“We have a history of succeeding through honest business competition. We do not seek competitive advantages through illegal or unethical business practices. Each employee and director should endeavor to deal fairly with the firm’s clients, service providers, suppliers, competitors and employees. No employee or director should take unfair advantage of anyone through manipulation, concealment, abuse of privileged information, misrepresentation of material facts, or any unfair dealing practice.”
Seems pretty clear, right? One has to read all the way to the end, in the final section, to find what Goldman Sachs relied upon to relieve its conscience, and allowed its executives to keep telling the Senators that they “did nothing wrong.” Here is the last section of the Code:
Waivers of This Code
From time to time, the firm may waive certain provisions of this Code. Any employee or director who believes that a waiver may be called for should discuss the matter with an Appropriate Ethics Contact. Waivers for executive officers (including Senior Financial Officers) or directors of the firm may be made only by the Board of Directors or a committee of the Board...
Brilliant! Any time conduct prohibited by the Code of Ethics is inconvenient, as in “it stops us from making more money,” Goldman Sachs can “waive” it. This means, in their eyes, that activities like deceiving clients, operating with significant conflicts of interest, and breaches of confidentiality are generally unethical and prohibited by their Code of Ethics, but since the same Code lays out a procedure to temporarily “waive” any of these provisions “from time to time,” the firm can lie to clients and undermine the interests of investors for the firm’s own profit without violating its ethics code. Applying a strict compliance standard, as most businesses do, Goldman Sachs can do almost anything (“from time to time”) without technically violating its Code—unless it does so without getting those ethics “waivers”. Now that would be, in the culture of Goldman Sachs, unethical.

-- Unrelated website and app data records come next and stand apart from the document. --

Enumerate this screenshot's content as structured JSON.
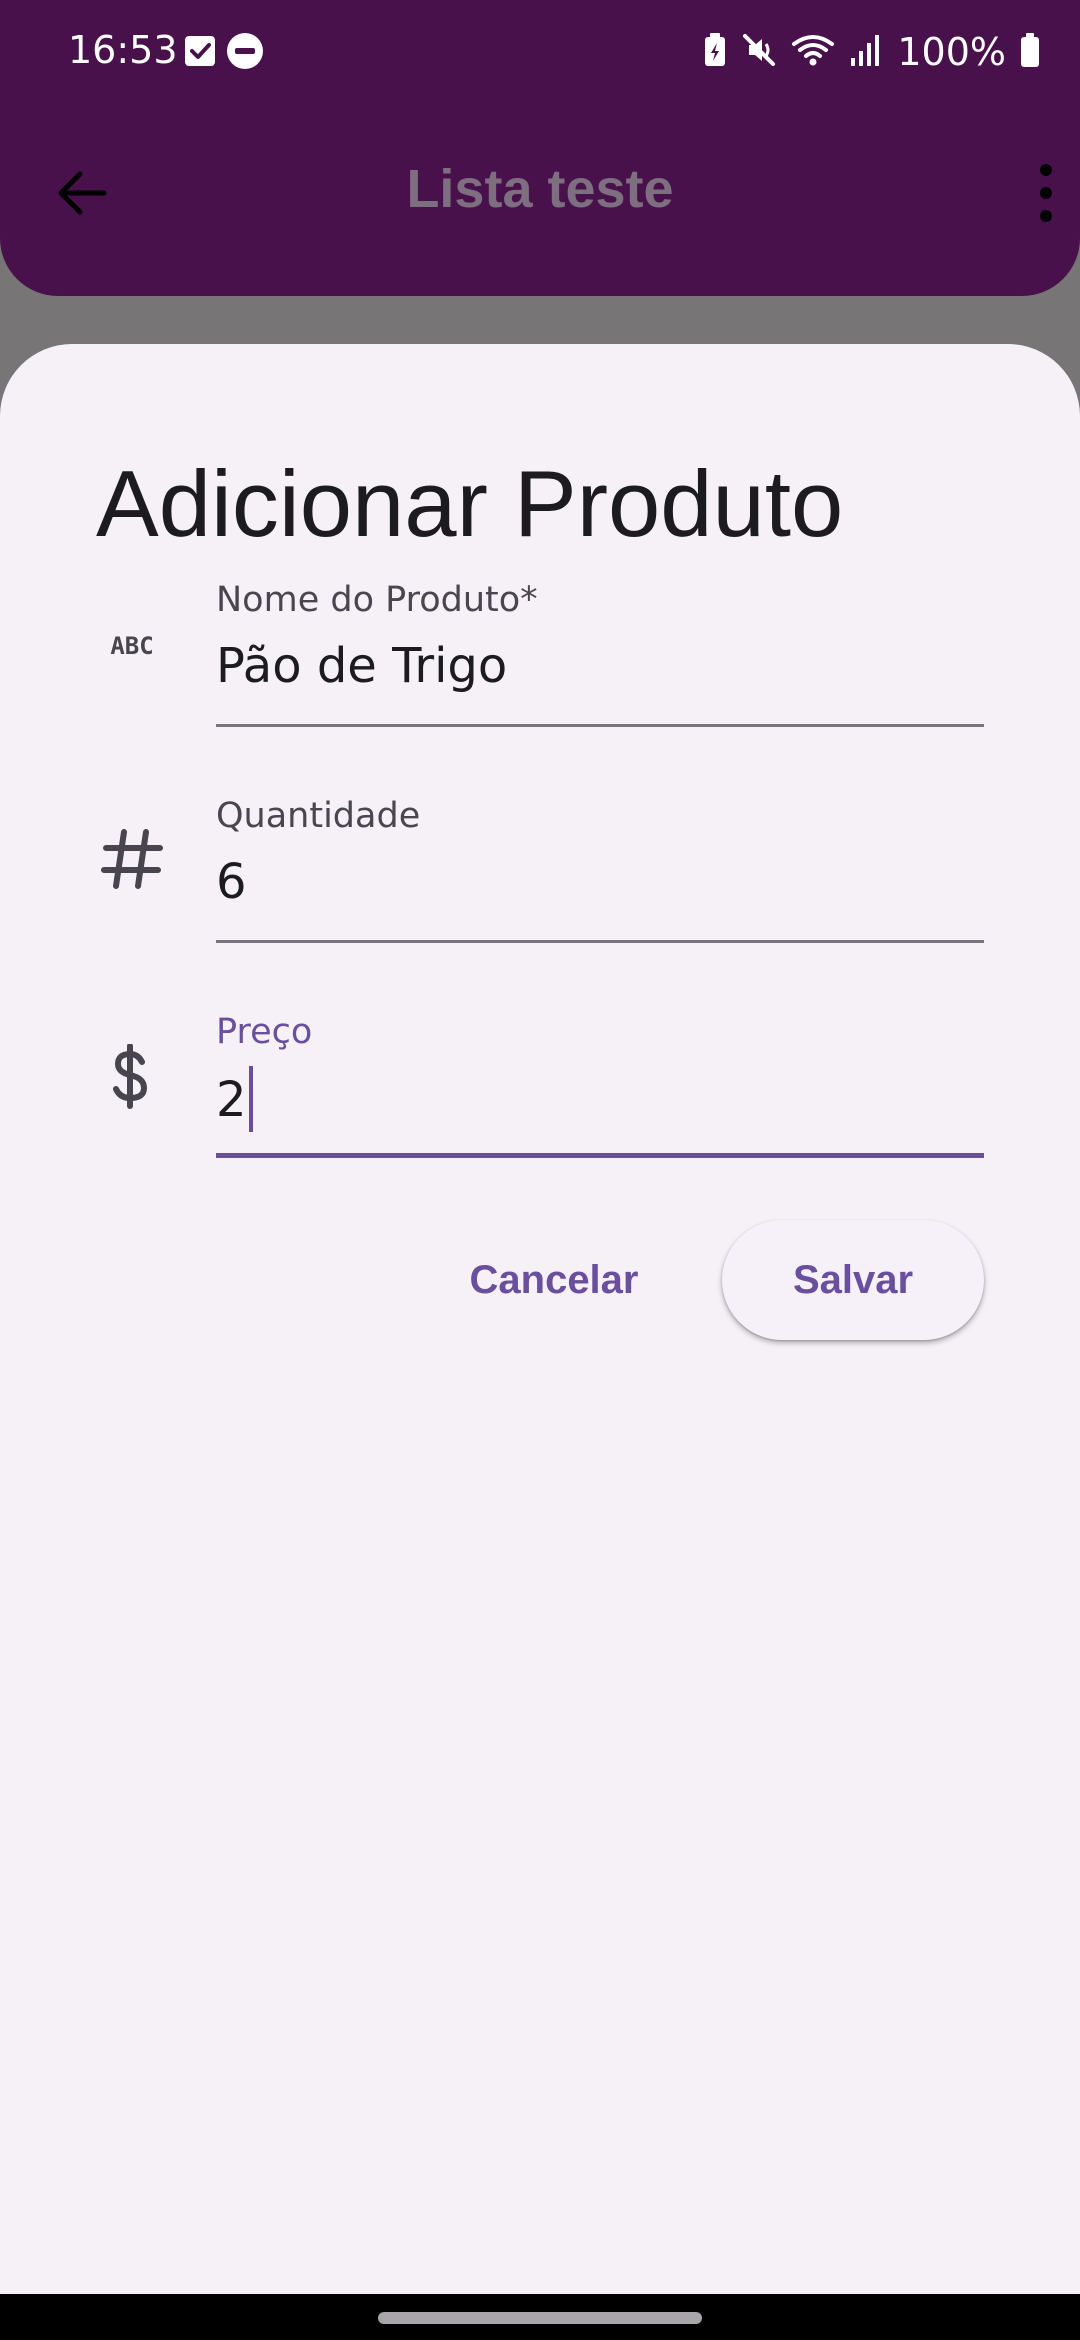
{
  "status_bar": {
    "time": "16:53",
    "left_icons": [
      "checkbox-icon",
      "do-not-disturb-icon"
    ],
    "right_icons": [
      "battery-saver-icon",
      "mute-icon",
      "wifi-icon",
      "signal-icon",
      "battery-icon"
    ],
    "battery_text": "100%"
  },
  "app_bar": {
    "title": "Lista teste",
    "back_icon": "arrow-back-icon",
    "menu_icon": "more-vert-icon",
    "color": "#48114c"
  },
  "dialog": {
    "title": "Adicionar Produto",
    "fields": {
      "name": {
        "label": "Nome do Produto*",
        "value": "Pão de Trigo",
        "icon": "abc-icon"
      },
      "quantity": {
        "label": "Quantidade",
        "value": "6",
        "icon": "hash-icon"
      },
      "price": {
        "label": "Preço",
        "value": "2",
        "icon": "dollar-icon",
        "focused": true
      }
    },
    "buttons": {
      "cancel": "Cancelar",
      "save": "Salvar"
    },
    "accent": "#6a4f9e"
  }
}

Here’s the problem: in every other Code of Ethics, and under the accepted principles of professional ethics, it is the client that must give an informed waiver, not the firm. The reason for this is that conflicts of interest, for example, undermine a firm’s ability to give good, independent advice. A firm with a conflict has an ethical obligation to tell its client about it, because the client trusts the firm to do so. A waiver by the client announces that the client trusts the firm to still put the client’s interests first despite the conflict. What does a unilateral waiver of an ethical requirement by the firm mean? It means that the requirement of ethical conduct is an obstacle to some firm objective, so the firm simply removes the requirement until the objective is achieved. It’s all completely ethical, of course, because the Code of Ethics says so.
Significantly, nothing in the Code requires Goldman Sachs to inform a client that it has waived ethical principles in relation to the client’s business. If it did, I guess, Goldman Sachs could waive that too.
We’ve seen this creative approach before, mostly from the government. The Bush Administration, for example, unilaterally “waived” its compliance with international treaties and U.S. laws banning torture. The Obama Administration installed tough conflicts of interest rules banning lobbyists from high-ranking administration positions in the lobbyist’s field, and has “waived” its own bans every time there was a lobbyist it wanted to appoint. Maybe this is where Goldman Sachs got the idea. One can get all sorts of inspiration for unethical conduct from our government. A Code of Ethics that permits a company to waive its own ethics rules is not a Code of Ethics at all, but a prop and a sham. Maybe the executives really believed what they told the Senate, that since they had complied with the Goldman Sachs Code, they were “ethical.”
All this proves is that the culture at Goldman Sachs is so thoroughly, hopelessly unethical that it can’t be trusted to write its own ethics code.